Share This Article:

With the onset of the recession in the 1930’s, Reverend Bown of Tilbury approached Tomas Bata to suggest the siting of a British Factory at East Tilbury, thus supplying work for the youth locally.

Thomas Masaryk, Reverend Bown and Tomas Bata (pre 1933)
Thomas Masaryk, Reverend Bown and Tomas Bata (pre 1933)

The picture on the left shows Thomas Garrigue Masaryk, Reverend Bown and Tomas Bata meeting. We do not have a date for this meeting although we know that it must have been before 1933.

The first party of Batamen arrived on the Essex Marshes in May 1933 and lived in the Farmhouse, and did their own cooking on a paraffin stove.

St Clere's Hall, East Tilbury in the early 1930s
St Clere’s Hall, East Tilbury in the early 1930’s
Mr W W Wilson
Mr W W Wilson

When they arrived at St. Clere’s Hall, the home of Mr. W.W.Wilson, who had sold the land for the Factory to Tomas Bata, they were shown to the factory, a small building in a lane between fields of corn and potatoes. The building was not ready as the machinery had been delayed.
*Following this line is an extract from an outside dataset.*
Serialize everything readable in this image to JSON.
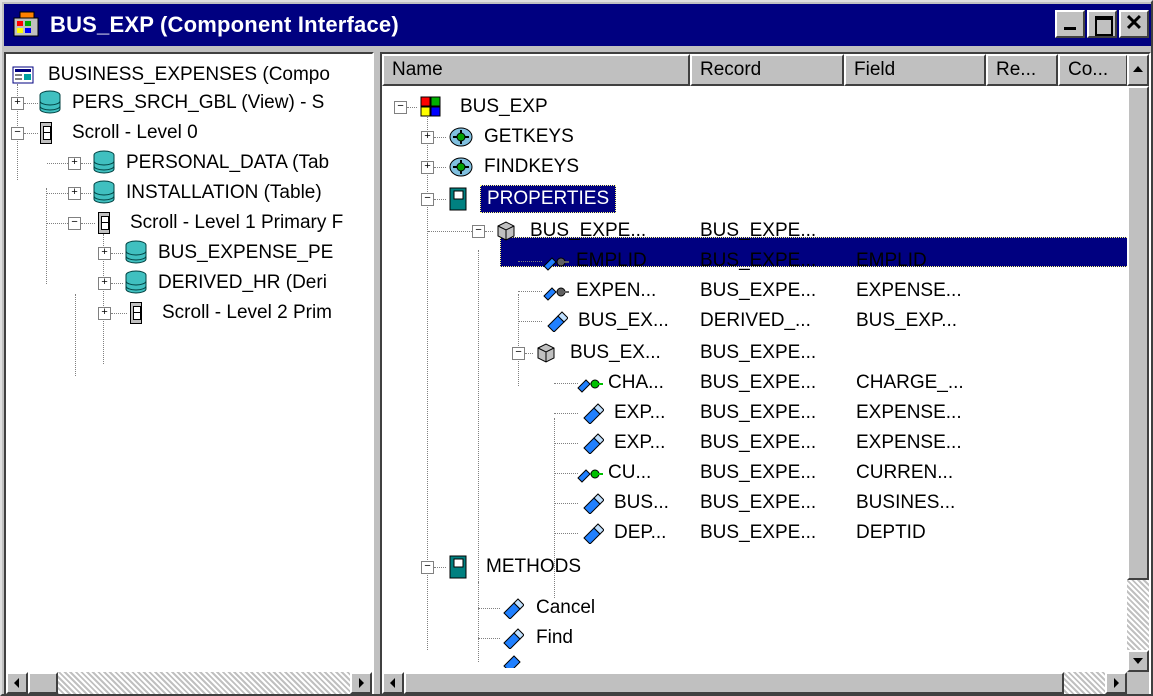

As work was very hard to find in the 1930’s men and women travelled from all over Thurrock to try to get a job within the New Factory.

Farm workers at St Clere's Hall in the early 1930's.
Farm workers at St Clere’s Hall in the early 1930’s.

Representatives from the Factory toured local schools telling students that if they were to work for the British Bata Shoe Company they would be able to afford a car, in a world where there were very few cars this seemed a dream to many.  Two of the farm cottages were converted to become the Factory Entrance and the first Bata Shoe shop at East Tilbury. These cottages were eventually demolished to make way for a purpose built gate house.

Thomas John Bata, son of Tomas, trained as a shoemaker at East Tilbury and was required to clock in like all other employees. Thomas died in 2008, just before his 93rd birthday.  You can find more information about him by visiting the Bata website on